I don't know the answer to your cholesterol question about the U-shaped curved, but some researchers believe the U shape curve is a true curve and is not due to cofounding factors:
"Reverse causality has been suggested as an explanation of higher mortality associated with low cholesterol levels. However, a long term follow-up study in a Japanese-American population showed that individuals with low cholesterol levels maintained over a 20-year period had the worst all-cause mortality, and concluded that reverse causality was unlikely to account for the higher mortality associated with low cholesterol entirely"
Yi, SW., Yi, JJ. & Ohrr, H. Total cholesterol and all-cause mortality by sex and age: a prospective cohort study among 12.8 million adults. Sci Rep 9, 1596 (2019). https://doi.org/10.1038/s41598-018-38461-y
Also it seems that researchers attempted to adjust for cofounding factors in this study:
"All participants were followed up until 2015 except those younger than 18 years old, after excluding those who died within three years of follow-up, a total of 1619 deaths among 19,034 people were included in the analysis. In the age-adjusted model (model 1), it was found that the lowest LDL-C group had a higher risk of all-cause mortality (HR 1.708 [1.432-2.037]) than LDL-C 100-129 mg/dL as a reference group. The crude-adjusted model (model 2) suggests that people with the lowest level of LDL-C had 1.600 (95% CI [1.325-1.932]) times the odds compared with the reference group, after adjusting for age, sex, race, marital status, education level, smoking status, body mass index (BMI). In the fully-adjusted model (model 3), people with the lowest level of LDL-C had 1.373 (95% CI [1.130-1.668]) times the odds compared with the reference group, after additionally adjusting for hypertension, diabetes, cardiovascular disease, cancer based on model 2. The results from restricted cubic spine (RCS) curve showed that when the LDL-C concentration (130 mg/dL) was used as the reference, there is a U-shaped relationship between LDL-C level and all-cause mortality. In conclusion, we found that low level of LDL-C is associated with higher risk of all-cause mortality. The observed association persisted after adjusting for potential confounders. Further studies are warranted to determine the causal relationship between LDL-C level and all-cause mortality."
Liu, Y., Liu, F., Zhang, L. et al. Association between low density lipoprotein cholesterol and all-cause mortality: results from the NHANES 1999-2014. Sci Rep 11, 22111 (2021). https://doi.org/10.1038/s41598-021-01738-w
@Brad Thank you for the LDL-C reference! I run my LDL levels very low, intentionally. I've heard several concerns about doing so, but they rarely seem to be well supported when I've dug below the surface.

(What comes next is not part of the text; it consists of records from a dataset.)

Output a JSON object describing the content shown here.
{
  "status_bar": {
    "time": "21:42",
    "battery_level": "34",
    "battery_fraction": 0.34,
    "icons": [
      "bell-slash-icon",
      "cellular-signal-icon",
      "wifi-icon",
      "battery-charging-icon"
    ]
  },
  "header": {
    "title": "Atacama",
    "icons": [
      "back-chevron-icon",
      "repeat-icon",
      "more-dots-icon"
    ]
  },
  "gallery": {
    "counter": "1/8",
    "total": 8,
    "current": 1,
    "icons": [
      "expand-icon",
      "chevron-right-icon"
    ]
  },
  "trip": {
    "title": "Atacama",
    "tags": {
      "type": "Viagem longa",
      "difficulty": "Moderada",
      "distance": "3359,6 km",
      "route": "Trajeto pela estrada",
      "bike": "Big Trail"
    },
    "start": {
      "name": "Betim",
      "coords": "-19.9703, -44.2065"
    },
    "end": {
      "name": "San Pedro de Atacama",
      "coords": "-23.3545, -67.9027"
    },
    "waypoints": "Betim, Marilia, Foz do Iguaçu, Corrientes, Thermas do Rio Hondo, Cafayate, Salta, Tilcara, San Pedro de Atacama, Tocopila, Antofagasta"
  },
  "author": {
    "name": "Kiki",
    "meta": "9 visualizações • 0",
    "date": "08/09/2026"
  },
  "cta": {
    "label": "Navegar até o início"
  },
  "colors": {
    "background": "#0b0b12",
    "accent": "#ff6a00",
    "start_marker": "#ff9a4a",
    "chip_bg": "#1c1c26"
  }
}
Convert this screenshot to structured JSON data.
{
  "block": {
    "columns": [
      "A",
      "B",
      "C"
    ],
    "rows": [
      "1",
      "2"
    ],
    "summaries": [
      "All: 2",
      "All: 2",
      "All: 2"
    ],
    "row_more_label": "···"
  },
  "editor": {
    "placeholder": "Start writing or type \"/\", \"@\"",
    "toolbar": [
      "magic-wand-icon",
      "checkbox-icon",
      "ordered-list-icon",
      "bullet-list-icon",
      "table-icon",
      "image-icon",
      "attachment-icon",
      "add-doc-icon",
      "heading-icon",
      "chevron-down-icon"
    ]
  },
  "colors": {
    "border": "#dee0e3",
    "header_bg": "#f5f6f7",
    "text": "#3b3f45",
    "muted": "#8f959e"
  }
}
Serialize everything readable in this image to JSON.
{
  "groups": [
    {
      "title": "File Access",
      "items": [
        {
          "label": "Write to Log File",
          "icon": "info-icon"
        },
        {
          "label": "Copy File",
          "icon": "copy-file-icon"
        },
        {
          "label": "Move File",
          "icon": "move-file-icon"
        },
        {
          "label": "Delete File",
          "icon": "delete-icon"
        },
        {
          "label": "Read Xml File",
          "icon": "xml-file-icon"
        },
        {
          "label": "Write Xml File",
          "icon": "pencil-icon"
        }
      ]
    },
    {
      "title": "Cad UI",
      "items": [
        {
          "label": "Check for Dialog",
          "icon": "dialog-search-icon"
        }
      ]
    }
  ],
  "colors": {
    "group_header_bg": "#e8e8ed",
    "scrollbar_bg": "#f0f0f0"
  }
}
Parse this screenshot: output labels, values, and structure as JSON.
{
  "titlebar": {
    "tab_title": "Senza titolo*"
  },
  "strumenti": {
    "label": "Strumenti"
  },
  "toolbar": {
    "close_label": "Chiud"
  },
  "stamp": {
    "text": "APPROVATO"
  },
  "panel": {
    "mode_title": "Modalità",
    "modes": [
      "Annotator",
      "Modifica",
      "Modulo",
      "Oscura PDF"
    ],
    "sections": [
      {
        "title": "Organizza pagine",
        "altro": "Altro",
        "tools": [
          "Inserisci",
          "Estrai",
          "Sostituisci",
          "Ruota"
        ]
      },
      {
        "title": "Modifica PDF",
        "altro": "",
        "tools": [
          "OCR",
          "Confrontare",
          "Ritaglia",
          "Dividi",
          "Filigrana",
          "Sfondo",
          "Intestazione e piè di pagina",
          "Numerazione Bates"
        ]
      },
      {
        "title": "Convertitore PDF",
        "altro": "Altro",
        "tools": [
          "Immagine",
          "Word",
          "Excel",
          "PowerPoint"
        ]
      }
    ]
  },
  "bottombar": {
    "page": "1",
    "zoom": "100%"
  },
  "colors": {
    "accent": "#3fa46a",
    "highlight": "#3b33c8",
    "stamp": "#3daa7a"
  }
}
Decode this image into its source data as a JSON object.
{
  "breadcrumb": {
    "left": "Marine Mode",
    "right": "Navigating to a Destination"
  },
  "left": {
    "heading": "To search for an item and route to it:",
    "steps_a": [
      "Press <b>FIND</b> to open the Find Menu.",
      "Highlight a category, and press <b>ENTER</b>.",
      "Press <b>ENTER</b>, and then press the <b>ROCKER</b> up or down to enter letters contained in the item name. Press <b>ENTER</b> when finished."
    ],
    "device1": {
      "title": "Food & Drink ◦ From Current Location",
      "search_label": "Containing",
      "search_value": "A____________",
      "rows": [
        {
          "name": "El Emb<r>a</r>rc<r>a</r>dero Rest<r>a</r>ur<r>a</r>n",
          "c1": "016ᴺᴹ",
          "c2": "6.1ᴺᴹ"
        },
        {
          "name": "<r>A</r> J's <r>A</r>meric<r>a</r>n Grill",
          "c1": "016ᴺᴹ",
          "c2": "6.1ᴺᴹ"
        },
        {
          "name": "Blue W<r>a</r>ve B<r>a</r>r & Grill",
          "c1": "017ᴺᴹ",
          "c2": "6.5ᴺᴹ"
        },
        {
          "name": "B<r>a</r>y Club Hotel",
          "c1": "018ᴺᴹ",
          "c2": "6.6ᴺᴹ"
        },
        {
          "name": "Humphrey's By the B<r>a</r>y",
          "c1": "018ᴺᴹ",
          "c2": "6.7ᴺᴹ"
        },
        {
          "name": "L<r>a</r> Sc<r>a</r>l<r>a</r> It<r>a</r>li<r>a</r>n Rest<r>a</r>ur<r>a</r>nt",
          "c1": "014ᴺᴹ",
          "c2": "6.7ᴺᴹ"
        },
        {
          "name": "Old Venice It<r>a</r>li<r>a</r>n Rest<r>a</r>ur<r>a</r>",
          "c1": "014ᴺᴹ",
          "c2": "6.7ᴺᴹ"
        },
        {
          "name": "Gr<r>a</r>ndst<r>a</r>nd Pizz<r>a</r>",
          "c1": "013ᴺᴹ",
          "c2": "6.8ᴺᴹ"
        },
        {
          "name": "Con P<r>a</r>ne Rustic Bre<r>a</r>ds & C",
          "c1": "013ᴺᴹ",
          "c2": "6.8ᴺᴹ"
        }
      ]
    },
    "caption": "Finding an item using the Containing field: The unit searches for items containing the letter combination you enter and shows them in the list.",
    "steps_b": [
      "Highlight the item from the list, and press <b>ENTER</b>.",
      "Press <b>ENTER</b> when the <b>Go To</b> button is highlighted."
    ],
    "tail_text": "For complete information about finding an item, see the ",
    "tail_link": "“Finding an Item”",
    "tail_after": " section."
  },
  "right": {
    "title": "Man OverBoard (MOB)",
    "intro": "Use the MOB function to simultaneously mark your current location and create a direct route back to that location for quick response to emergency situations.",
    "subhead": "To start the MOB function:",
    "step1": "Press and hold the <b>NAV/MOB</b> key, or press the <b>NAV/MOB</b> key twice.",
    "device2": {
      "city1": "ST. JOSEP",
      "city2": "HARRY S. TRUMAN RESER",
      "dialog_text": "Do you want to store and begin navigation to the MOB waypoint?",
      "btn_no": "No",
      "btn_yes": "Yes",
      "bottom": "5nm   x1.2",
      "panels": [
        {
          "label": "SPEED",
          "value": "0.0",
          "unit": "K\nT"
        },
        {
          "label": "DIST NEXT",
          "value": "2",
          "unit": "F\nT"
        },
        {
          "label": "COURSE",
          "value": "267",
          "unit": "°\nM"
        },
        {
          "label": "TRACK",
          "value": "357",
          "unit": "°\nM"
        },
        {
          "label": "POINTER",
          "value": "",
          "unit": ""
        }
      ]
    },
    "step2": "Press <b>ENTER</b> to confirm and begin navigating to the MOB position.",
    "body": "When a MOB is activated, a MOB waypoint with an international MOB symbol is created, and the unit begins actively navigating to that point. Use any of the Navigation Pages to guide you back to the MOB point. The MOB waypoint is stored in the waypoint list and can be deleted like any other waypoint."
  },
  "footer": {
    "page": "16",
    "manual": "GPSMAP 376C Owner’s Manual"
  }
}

I don't understand how one could publish that paper without any mention of HDL levels! While I run my LDL very low, my HDL is pretty high. I'm fastidious about diet and exercise with an occasional multi-day fasting mimicking episode thrown in for good measure.
Was the low LDL level risk also associated with a low HDL level? They should've answered that obvious question.
['French paradox'] I'm pretty sure they have not decorelated the latin / catholic work ethic (35 hour work week), climate, GDP, degree of (non-)industrialisaton (still) of food supply, racial mixity in couples, free higher education. We just need to give up TAP (The Acetaldehyde Precursor) and making babies when we shouldn't and we will be one huge blue zone :D !